Writer Bibin Mohan: Writers cannot be bound by limitations
The Shylock co-writer talks about working on his debut feature and the lessons he learnt from working with Mammootty
Among the recent ‘mass’ entertainers of Mammootty, Shylock was a pleasant surprise for many. Scripted by two newcomers, Bibin Mohan and Aneesh Hameed, the film reminded one of the actor’s memorable performances in Kottayam Kunjachan and Rajamanikyam.
The writers, who grew up on a steady diet of over-the-top South Indian action cinema, were very clear about the kind of movie they wanted to sell. “Maybe it’s because we were ready with a proper, bound script that Mammukka decided to listen to our pitch,” says Bibin. “We believe we have delivered exactly what we promised.”
As with every other film, Shylock didn’t work for everyone, made obvious by some of the vitriolic responses on social media, especially after the film’s debut on Amazon Prime. While a majority of the viewers lauded Mammootty’s vibrant performance, others were not as kind. But Bibin likes looking at the bigger picture. Since the reviews were largely positive, he finds it best to not be affected by the small percentage of negative comments and trolls.
“Of course, it’s not possible to please everyone,” continues Bibin. “People who spend Rs 100-150 on a film can give their opinion, provided it’s healthy. We never claimed that this was going to be another Vatsalyam or Thaniyavarthanam. But please don’t tell us that Shylock is not cinema. Now, if the film hadn’t worked, then that’s a different story. Fortunately, it turned out to be Mammukka’s highest-grossing film.”
When asked what he thinks about the section of audiences who don’t prefer seeing Mammootty in such roles, Bibin says, “What’s wrong with him doing roles like this? When we planned this film, we couldn’t imagine it with anyone else other than Mammukka. It was not a random thought. Shylock wouldn’t have existed with some other actor in it. We still stand by that statement. Audiences would never accept it if it were a different star playing Boss (his character). Not everyone can do a role like that.”
A former pharmaceutical professional, Bibin says working with Mammootty was a learning experience. “Mammukka treats every film as if it’s his first film. The effort he puts into every character is admirable. He came up with some very helpful suggestions. We realised that some of the dialogues we wrote wouldn’t have worked that well in the context of certain scenes.”

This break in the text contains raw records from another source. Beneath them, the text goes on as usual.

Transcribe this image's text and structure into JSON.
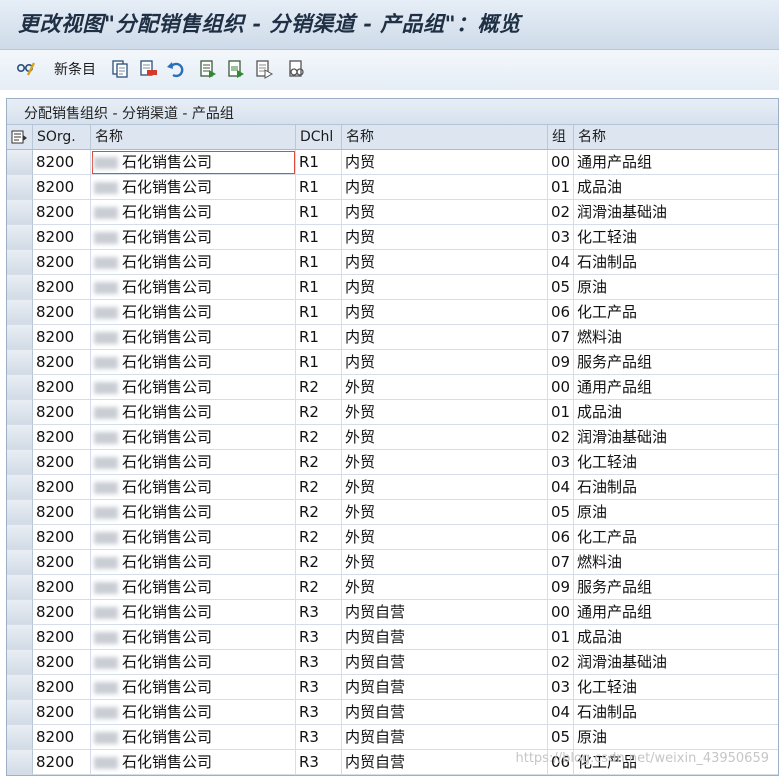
{
  "window": {
    "title": "更改视图\"分配销售组织 - 分销渠道 - 产品组\"：概览"
  },
  "toolbar": {
    "new_entries_label": "新条目",
    "icons": [
      "glasses-edit-icon",
      "copy-icon",
      "delete-icon",
      "undo-icon",
      "select-all-icon",
      "select-block-icon",
      "deselect-all-icon",
      "print-preview-icon"
    ]
  },
  "panel": {
    "title": "分配销售组织 - 分销渠道 - 产品组"
  },
  "table": {
    "headers": {
      "sorg": "SOrg.",
      "sorg_name": "名称",
      "dchl": "DChl",
      "dchl_name": "名称",
      "div": "组",
      "div_name": "名称"
    },
    "rows": [
      {
        "sorg": "8200",
        "sorg_name": "石化销售公司",
        "dchl": "R1",
        "dchl_name": "内贸",
        "div": "00",
        "div_name": "通用产品组"
      },
      {
        "sorg": "8200",
        "sorg_name": "石化销售公司",
        "dchl": "R1",
        "dchl_name": "内贸",
        "div": "01",
        "div_name": "成品油"
      },
      {
        "sorg": "8200",
        "sorg_name": "石化销售公司",
        "dchl": "R1",
        "dchl_name": "内贸",
        "div": "02",
        "div_name": "润滑油基础油"
      },
      {
        "sorg": "8200",
        "sorg_name": "石化销售公司",
        "dchl": "R1",
        "dchl_name": "内贸",
        "div": "03",
        "div_name": "化工轻油"
      },
      {
        "sorg": "8200",
        "sorg_name": "石化销售公司",
        "dchl": "R1",
        "dchl_name": "内贸",
        "div": "04",
        "div_name": "石油制品"
      },
      {
        "sorg": "8200",
        "sorg_name": "石化销售公司",
        "dchl": "R1",
        "dchl_name": "内贸",
        "div": "05",
        "div_name": "原油"
      },
      {
        "sorg": "8200",
        "sorg_name": "石化销售公司",
        "dchl": "R1",
        "dchl_name": "内贸",
        "div": "06",
        "div_name": "化工产品"
      },
      {
        "sorg": "8200",
        "sorg_name": "石化销售公司",
        "dchl": "R1",
        "dchl_name": "内贸",
        "div": "07",
        "div_name": "燃料油"
      },
      {
        "sorg": "8200",
        "sorg_name": "石化销售公司",
        "dchl": "R1",
        "dchl_name": "内贸",
        "div": "09",
        "div_name": "服务产品组"
      },
      {
        "sorg": "8200",
        "sorg_name": "石化销售公司",
        "dchl": "R2",
        "dchl_name": "外贸",
        "div": "00",
        "div_name": "通用产品组"
      },
      {
        "sorg": "8200",
        "sorg_name": "石化销售公司",
        "dchl": "R2",
        "dchl_name": "外贸",
        "div": "01",
        "div_name": "成品油"
      },
      {
        "sorg": "8200",
        "sorg_name": "石化销售公司",
        "dchl": "R2",
        "dchl_name": "外贸",
        "div": "02",
        "div_name": "润滑油基础油"
      },
      {
        "sorg": "8200",
        "sorg_name": "石化销售公司",
        "dchl": "R2",
        "dchl_name": "外贸",
        "div": "03",
        "div_name": "化工轻油"
      },
      {
        "sorg": "8200",
        "sorg_name": "石化销售公司",
        "dchl": "R2",
        "dchl_name": "外贸",
        "div": "04",
        "div_name": "石油制品"
      },
      {
        "sorg": "8200",
        "sorg_name": "石化销售公司",
        "dchl": "R2",
        "dchl_name": "外贸",
        "div": "05",
        "div_name": "原油"
      },
      {
        "sorg": "8200",
        "sorg_name": "石化销售公司",
        "dchl": "R2",
        "dchl_name": "外贸",
        "div": "06",
        "div_name": "化工产品"
      },
      {
        "sorg": "8200",
        "sorg_name": "石化销售公司",
        "dchl": "R2",
        "dchl_name": "外贸",
        "div": "07",
        "div_name": "燃料油"
      },
      {
        "sorg": "8200",
        "sorg_name": "石化销售公司",
        "dchl": "R2",
        "dchl_name": "外贸",
        "div": "09",
        "div_name": "服务产品组"
      },
      {
        "sorg": "8200",
        "sorg_name": "石化销售公司",
        "dchl": "R3",
        "dchl_name": "内贸自营",
        "div": "00",
        "div_name": "通用产品组"
      },
      {
        "sorg": "8200",
        "sorg_name": "石化销售公司",
        "dchl": "R3",
        "dchl_name": "内贸自营",
        "div": "01",
        "div_name": "成品油"
      },
      {
        "sorg": "8200",
        "sorg_name": "石化销售公司",
        "dchl": "R3",
        "dchl_name": "内贸自营",
        "div": "02",
        "div_name": "润滑油基础油"
      },
      {
        "sorg": "8200",
        "sorg_name": "石化销售公司",
        "dchl": "R3",
        "dchl_name": "内贸自营",
        "div": "03",
        "div_name": "化工轻油"
      },
      {
        "sorg": "8200",
        "sorg_name": "石化销售公司",
        "dchl": "R3",
        "dchl_name": "内贸自营",
        "div": "04",
        "div_name": "石油制品"
      },
      {
        "sorg": "8200",
        "sorg_name": "石化销售公司",
        "dchl": "R3",
        "dchl_name": "内贸自营",
        "div": "05",
        "div_name": "原油"
      },
      {
        "sorg": "8200",
        "sorg_name": "石化销售公司",
        "dchl": "R3",
        "dchl_name": "内贸自营",
        "div": "06",
        "div_name": "化工产品"
      }
    ]
  },
  "watermark": "https://blog.csdn.net/weixin_43950659"
}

Bibin recalls instances where he had to make instantaneous decisions, like writing a new line within minutes. He cites the actor’s intro scene and the bar fight scene. “I remember it rained on the day we shot the intro scene. Mammukka wasn’t okay with the dialogue we had written. He asked us to change it. He said, ‘The audience may applaud on the first day, but they may respond differently to this scene later.’ So we altered the scene to the way it is now. Something similar happened after the bar fight scene. As Mammukka was finishing up the scene, he said he needed one more dialogue, which we had to write in five minutes.”
Given that Mammootty’s character in Shylock is a cinema addict, the writers incorporated a few lines from popular South Indian masala entertainers. We also saw references from ‘new-gen’ films such as Angamaly Diaries and Kumbalangi Nights. When asked if this was the writers’ way of suggesting that one should appreciate all kinds of films, Bibin explains, “It can be interpreted in any way. It was not intentional. I’m someone who watches all kinds of films—even the ones regarded as trash by some. For me, only two types of movies exist—the ones we like and the ones we don’t, regardless of their genre. Aneesh and I often use trolls and memes in our day-to-day conversations. The same thing happened in our dialogues too.”
So what was the biggest obstacle the writers had to overcome? “The limitations set by certain people,” says Bibin. “We were told Mammukka won’t do this or do that. But we went ahead and expressed our ideas regardless. If we were worried and held back, we wouldn’t have been able to go that extra mile.”